#### EXERCISE DETAILS:
What you give back must match the data below character for character.

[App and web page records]
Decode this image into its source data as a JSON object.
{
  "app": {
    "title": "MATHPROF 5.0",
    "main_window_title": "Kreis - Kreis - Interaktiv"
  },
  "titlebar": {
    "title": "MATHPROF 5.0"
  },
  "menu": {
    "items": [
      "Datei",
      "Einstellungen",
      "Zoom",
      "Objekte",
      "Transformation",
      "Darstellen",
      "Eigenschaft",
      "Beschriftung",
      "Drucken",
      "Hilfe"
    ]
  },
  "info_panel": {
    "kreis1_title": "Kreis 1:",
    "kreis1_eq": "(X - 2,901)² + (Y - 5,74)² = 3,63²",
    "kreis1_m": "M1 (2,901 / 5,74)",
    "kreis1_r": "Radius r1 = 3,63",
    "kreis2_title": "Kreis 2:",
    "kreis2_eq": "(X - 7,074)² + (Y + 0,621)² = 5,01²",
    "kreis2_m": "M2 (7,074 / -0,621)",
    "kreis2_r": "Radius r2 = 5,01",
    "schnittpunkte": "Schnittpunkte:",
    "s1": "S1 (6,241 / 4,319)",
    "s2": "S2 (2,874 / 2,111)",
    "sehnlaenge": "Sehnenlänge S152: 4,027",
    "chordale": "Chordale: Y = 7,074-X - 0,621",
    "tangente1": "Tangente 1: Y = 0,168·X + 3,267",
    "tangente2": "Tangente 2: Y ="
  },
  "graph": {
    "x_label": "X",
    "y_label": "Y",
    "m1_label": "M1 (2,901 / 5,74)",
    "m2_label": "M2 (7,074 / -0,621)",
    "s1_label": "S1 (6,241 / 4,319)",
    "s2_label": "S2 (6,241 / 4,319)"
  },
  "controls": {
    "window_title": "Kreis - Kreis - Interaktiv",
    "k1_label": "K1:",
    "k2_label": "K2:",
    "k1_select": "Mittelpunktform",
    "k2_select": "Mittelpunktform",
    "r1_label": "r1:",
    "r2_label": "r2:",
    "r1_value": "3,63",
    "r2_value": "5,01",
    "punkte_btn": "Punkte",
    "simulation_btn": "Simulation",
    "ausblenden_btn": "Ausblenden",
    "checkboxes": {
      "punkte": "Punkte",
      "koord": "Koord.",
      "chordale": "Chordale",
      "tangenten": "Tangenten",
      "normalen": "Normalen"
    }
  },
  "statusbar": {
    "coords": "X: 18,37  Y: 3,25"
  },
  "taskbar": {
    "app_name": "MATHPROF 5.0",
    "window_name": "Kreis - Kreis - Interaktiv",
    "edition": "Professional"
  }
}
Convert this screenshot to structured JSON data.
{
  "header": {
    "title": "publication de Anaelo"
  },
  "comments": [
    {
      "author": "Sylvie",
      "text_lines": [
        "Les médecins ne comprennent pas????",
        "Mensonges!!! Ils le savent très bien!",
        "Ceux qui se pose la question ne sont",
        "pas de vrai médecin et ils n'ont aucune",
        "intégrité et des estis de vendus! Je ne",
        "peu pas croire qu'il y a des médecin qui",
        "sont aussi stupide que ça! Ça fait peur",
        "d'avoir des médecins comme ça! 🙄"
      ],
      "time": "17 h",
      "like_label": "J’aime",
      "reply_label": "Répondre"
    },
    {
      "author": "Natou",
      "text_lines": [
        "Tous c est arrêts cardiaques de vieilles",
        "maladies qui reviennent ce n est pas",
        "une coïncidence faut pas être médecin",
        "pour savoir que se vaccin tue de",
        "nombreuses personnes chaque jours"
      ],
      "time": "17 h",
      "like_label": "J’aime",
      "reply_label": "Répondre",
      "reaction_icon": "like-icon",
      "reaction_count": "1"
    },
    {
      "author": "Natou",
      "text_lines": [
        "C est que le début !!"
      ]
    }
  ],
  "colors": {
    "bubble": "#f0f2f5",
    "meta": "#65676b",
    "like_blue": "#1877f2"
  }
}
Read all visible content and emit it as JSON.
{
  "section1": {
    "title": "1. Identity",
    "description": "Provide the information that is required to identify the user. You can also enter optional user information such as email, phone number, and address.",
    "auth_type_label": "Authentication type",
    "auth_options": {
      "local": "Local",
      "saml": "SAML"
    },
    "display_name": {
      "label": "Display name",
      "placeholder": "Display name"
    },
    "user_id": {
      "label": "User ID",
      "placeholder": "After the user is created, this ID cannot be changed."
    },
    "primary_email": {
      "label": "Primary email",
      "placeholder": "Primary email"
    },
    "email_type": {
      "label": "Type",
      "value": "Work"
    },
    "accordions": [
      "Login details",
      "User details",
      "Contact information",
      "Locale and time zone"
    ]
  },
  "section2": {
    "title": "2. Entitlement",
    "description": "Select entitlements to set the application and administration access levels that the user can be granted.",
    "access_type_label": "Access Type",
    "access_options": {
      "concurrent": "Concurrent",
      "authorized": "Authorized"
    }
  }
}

#### YOUR RESPONSE:
Decode this image into its source data as a JSON object.
{
  "app": {
    "title": "MATHPROF 5.0",
    "main_window_title": "Kreis - Kreis - Interaktiv"
  },
  "titlebar": {
    "title": "MATHPROF 5.0"
  },
  "menu": {
    "items": [
      "Datei",
      "Einstellungen",
      "Zoom",
      "Objekte",
      "Transformation",
      "Darstellen",
      "Eigenschaft",
      "Beschriftung",
      "Drucken",
      "Hilfe"
    ]
  },
  "info_panel": {
    "kreis1_title": "Kreis 1:",
    "kreis1_eq": "(X - 2,901)² + (Y - 5,74)² = 3,63²",
    "kreis1_m": "M1 (2,901 / 5,74)",
    "kreis1_r": "Radius r1 = 3,63",
    "kreis2_title": "Kreis 2:",
    "kreis2_eq": "(X - 7,074)² + (Y + 0,621)² = 5,01²",
    "kreis2_m": "M2 (7,074 / -0,621)",
    "kreis2_r": "Radius r2 = 5,01",
    "schnittpunkte": "Schnittpunkte:",
    "s1": "S1 (6,241 / 4,319)",
    "s2": "S2 (2,874 / 2,111)",
    "sehnlaenge": "Sehnenlänge S152: 4,027",
    "chordale": "Chordale: Y = 7,074-X - 0,621",
    "tangente1": "Tangente 1: Y = 0,168·X + 3,267",
    "tangente2": "Tangente 2: Y ="
  },
  "graph": {
    "x_label": "X",
    "y_label": "Y",
    "m1_label": "M1 (2,901 / 5,74)",
    "m2_label": "M2 (7,074 / -0,621)",
    "s1_label": "S1 (6,241 / 4,319)",
    "s2_label": "S2 (6,241 / 4,319)"
  },
  "controls": {
    "window_title": "Kreis - Kreis - Interaktiv",
    "k1_label": "K1:",
    "k2_label": "K2:",
    "k1_select": "Mittelpunktform",
    "k2_select": "Mittelpunktform",
    "r1_label": "r1:",
    "r2_label": "r2:",
    "r1_value": "3,63",
    "r2_value": "5,01",
    "punkte_btn": "Punkte",
    "simulation_btn": "Simulation",
    "ausblenden_btn": "Ausblenden",
    "checkboxes": {
      "punkte": "Punkte",
      "koord": "Koord.",
      "chordale": "Chordale",
      "tangenten": "Tangenten",
      "normalen": "Normalen"
    }
  },
  "statusbar": {
    "coords": "X: 18,37  Y: 3,25"
  },
  "taskbar": {
    "app_name": "MATHPROF 5.0",
    "window_name": "Kreis - Kreis - Interaktiv",
    "edition": "Professional"
  }
}
Convert this screenshot to structured JSON data.
{
  "header": {
    "title": "publication de Anaelo"
  },
  "comments": [
    {
      "author": "Sylvie",
      "text_lines": [
        "Les médecins ne comprennent pas????",
        "Mensonges!!! Ils le savent très bien!",
        "Ceux qui se pose la question ne sont",
        "pas de vrai médecin et ils n'ont aucune",
        "intégrité et des estis de vendus! Je ne",
        "peu pas croire qu'il y a des médecin qui",
        "sont aussi stupide que ça! Ça fait peur",
        "d'avoir des médecins comme ça! 🙄"
      ],
      "time": "17 h",
      "like_label": "J’aime",
      "reply_label": "Répondre"
    },
    {
      "author": "Natou",
      "text_lines": [
        "Tous c est arrêts cardiaques de vieilles",
        "maladies qui reviennent ce n est pas",
        "une coïncidence faut pas être médecin",
        "pour savoir que se vaccin tue de",
        "nombreuses personnes chaque jours"
      ],
      "time": "17 h",
      "like_label": "J’aime",
      "reply_label": "Répondre",
      "reaction_icon": "like-icon",
      "reaction_count": "1"
    },
    {
      "author": "Natou",
      "text_lines": [
        "C est que le début !!"
      ]
    }
  ],
  "colors": {
    "bubble": "#f0f2f5",
    "meta": "#65676b",
    "like_blue": "#1877f2"
  }
}
Read all visible content and emit it as JSON.
{
  "section1": {
    "title": "1. Identity",
    "description": "Provide the information that is required to identify the user. You can also enter optional user information such as email, phone number, and address.",
    "auth_type_label": "Authentication type",
    "auth_options": {
      "local": "Local",
      "saml": "SAML"
    },
    "display_name": {
      "label": "Display name",
      "placeholder": "Display name"
    },
    "user_id": {
      "label": "User ID",
      "placeholder": "After the user is created, this ID cannot be changed."
    },
    "primary_email": {
      "label": "Primary email",
      "placeholder": "Primary email"
    },
    "email_type": {
      "label": "Type",
      "value": "Work"
    },
    "accordions": [
      "Login details",
      "User details",
      "Contact information",
      "Locale and time zone"
    ]
  },
  "section2": {
    "title": "2. Entitlement",
    "description": "Select entitlements to set the application and administration access levels that the user can be granted.",
    "access_type_label": "Access Type",
    "access_options": {
      "concurrent": "Concurrent",
      "authorized": "Authorized"
    }
  }
}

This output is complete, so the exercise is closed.